The only probe ever to land on its surface was the Huygens probe, back in 2005, which entered Titan’s atmosphere and became the first probe to land on a moon in the outer solar system. It captured stunning images as it descended and landed, and continued to transmit data for about 90 minutes after landing.
In the above incredible surface image, we can see what looks like a dried-up, relatively flat, peddle-strewn plain that may have once been covered in flowing liquid methane. But as you can see, there is no indication of life. Although the idea of strange life forms thriving across Titan’s surface is certainly an exciting one, the methane in its atmosphere is more likely to be the result of outgassing.
When Titan formed, it was probably too hot for volatile compounds like methane and nitrogen to remain on the surface. Instead, these compounds were trapped in the moon’s interior. Over time, the heat in Titan’s interior began to dissipate, causing the volatile compounds to escape through cracks in its crust. These compounds then combined to form the complex mixture of gases that make up Titan’s thick atmosphere we see today.
So if this is the reason for the abundant amounts of methane found in Titan’s atmosphere, and not the result of life swimming through its frigid, flowing lakes, then does that mean that this bizarre moon is sterile? Like most of the solar system, as far as we know, unable to harbour life. Well, possibly not.
Observations and measurements by the Cassini spacecraft and the Huygens probe suggest that Titan may have a subsurface ocean of liquid water, deep beneath the icy crust of the moon. If there is indeed a vast body of water below Titan’s crust, it is possible that life could exist within it.
Water is a key ingredient for life as we know it, and the ocean could provide a habitat for life forms adapted to the unique conditions of Titan’s environment. However, as with the methane lakes, the conditions in this subsurface ocean would be very different from those on Earth.
The ocean would be extremely cold and would likely contain a high concentration of salts and other dissolved substances, which could affect the ability of any potential life forms to survive. So Titan could potentially harbour environments with conditions suitable for life, meaning both life as we know it and life as we don’t know it.

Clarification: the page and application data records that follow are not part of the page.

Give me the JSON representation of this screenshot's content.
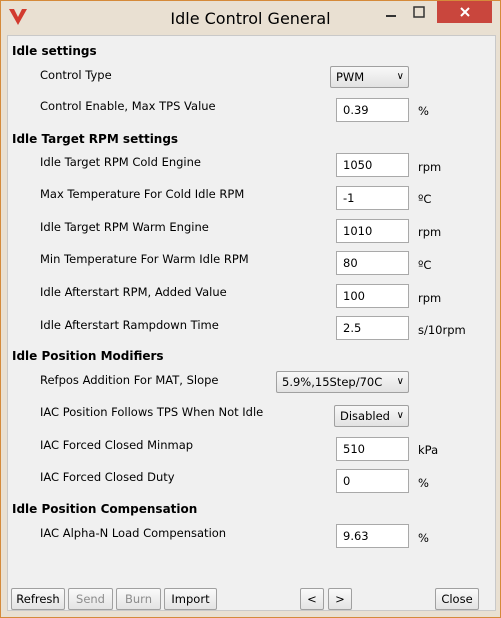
{
  "window": {
    "title": "Idle Control General",
    "accent": "#c9463d"
  },
  "sections": [
    "Idle settings",
    "Idle Target RPM settings",
    "Idle Position Modifiers",
    "Idle Position Compensation"
  ],
  "rows": {
    "control_type": {
      "label": "Control Type",
      "value": "PWM"
    },
    "control_enable": {
      "label": "Control Enable, Max TPS Value",
      "value": "0.39",
      "unit": "%"
    },
    "cold_rpm": {
      "label": "Idle Target RPM Cold Engine",
      "value": "1050",
      "unit": "rpm"
    },
    "max_temp_cold": {
      "label": "Max Temperature For Cold Idle RPM",
      "value": "-1",
      "unit": "ºC"
    },
    "warm_rpm": {
      "label": "Idle Target RPM Warm Engine",
      "value": "1010",
      "unit": "rpm"
    },
    "min_temp_warm": {
      "label": "Min Temperature For Warm Idle RPM",
      "value": "80",
      "unit": "ºC"
    },
    "afterstart_rpm": {
      "label": "Idle Afterstart RPM, Added Value",
      "value": "100",
      "unit": "rpm"
    },
    "afterstart_ramp": {
      "label": "Idle Afterstart Rampdown Time",
      "value": "2.5",
      "unit": "s/10rpm"
    },
    "refpos_mat": {
      "label": "Refpos Addition For MAT, Slope",
      "value": "5.9%,15Step/70C"
    },
    "iac_follows_tps": {
      "label": "IAC Position Follows TPS When Not Idle",
      "value": "Disabled"
    },
    "iac_forced_minmap": {
      "label": "IAC Forced Closed Minmap",
      "value": "510",
      "unit": "kPa"
    },
    "iac_forced_duty": {
      "label": "IAC Forced Closed Duty",
      "value": "0",
      "unit": "%"
    },
    "iac_alpha_n": {
      "label": "IAC Alpha-N Load Compensation",
      "value": "9.63",
      "unit": "%"
    }
  },
  "buttons": {
    "refresh": "Refresh",
    "send": "Send",
    "burn": "Burn",
    "import": "Import",
    "prev": "<",
    "next": ">",
    "close": "Close"
  }
}
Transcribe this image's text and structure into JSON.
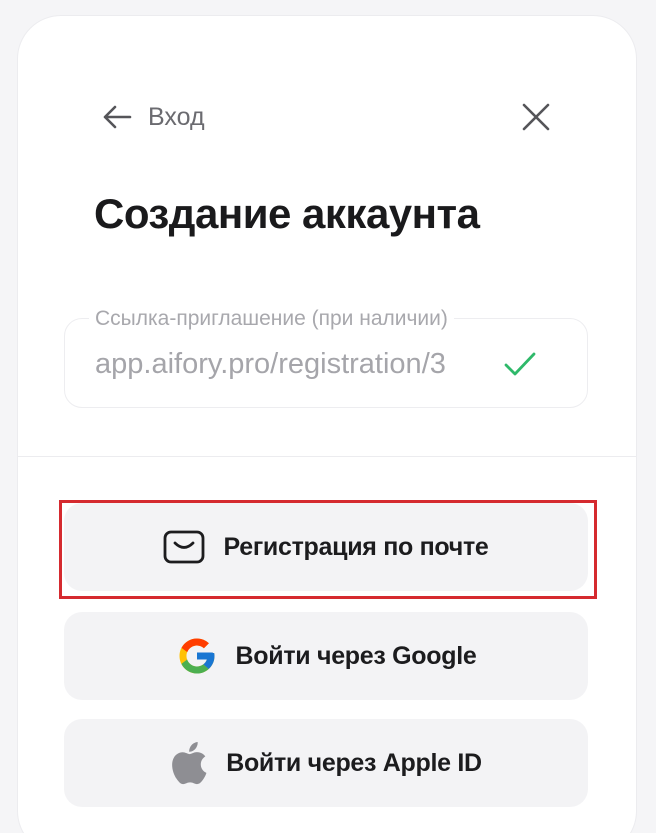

Although so far, there is no evidence of life on Titan, it’s complex chemistry and unique environments are certain to make it a destination for continued exploration. One of the most exciting future missions is NASA’s Dragon Fly mission, which will send a rotorcraft lander to explore the surface of the shrouded moon.
Dragonfly is scheduled to launch in 2027, and it will arrive at Titan in 2034. The mission will be based on a rotorcraft lander, similar to the successful Ingenuity craft, which has completed more than 50 flights on Mars. Dragonfly will fly to multiple locations on the surface, including dunes, craters, and the equatorial region, where it will investigate the potential for liquid water and the chemical conditions that could support life.
As we continue to explore the outer reaches of our solar system, Titan remains a fascinating destination that holds the potential to revolutionize our understanding of the universe. With its methane lakes and seas, along with a secret subsurface ocean, this enigmatic moon is a world unlike any other. Will we one day discover life on this distant, hazy moon confirming that we are not alone? Only time will tell.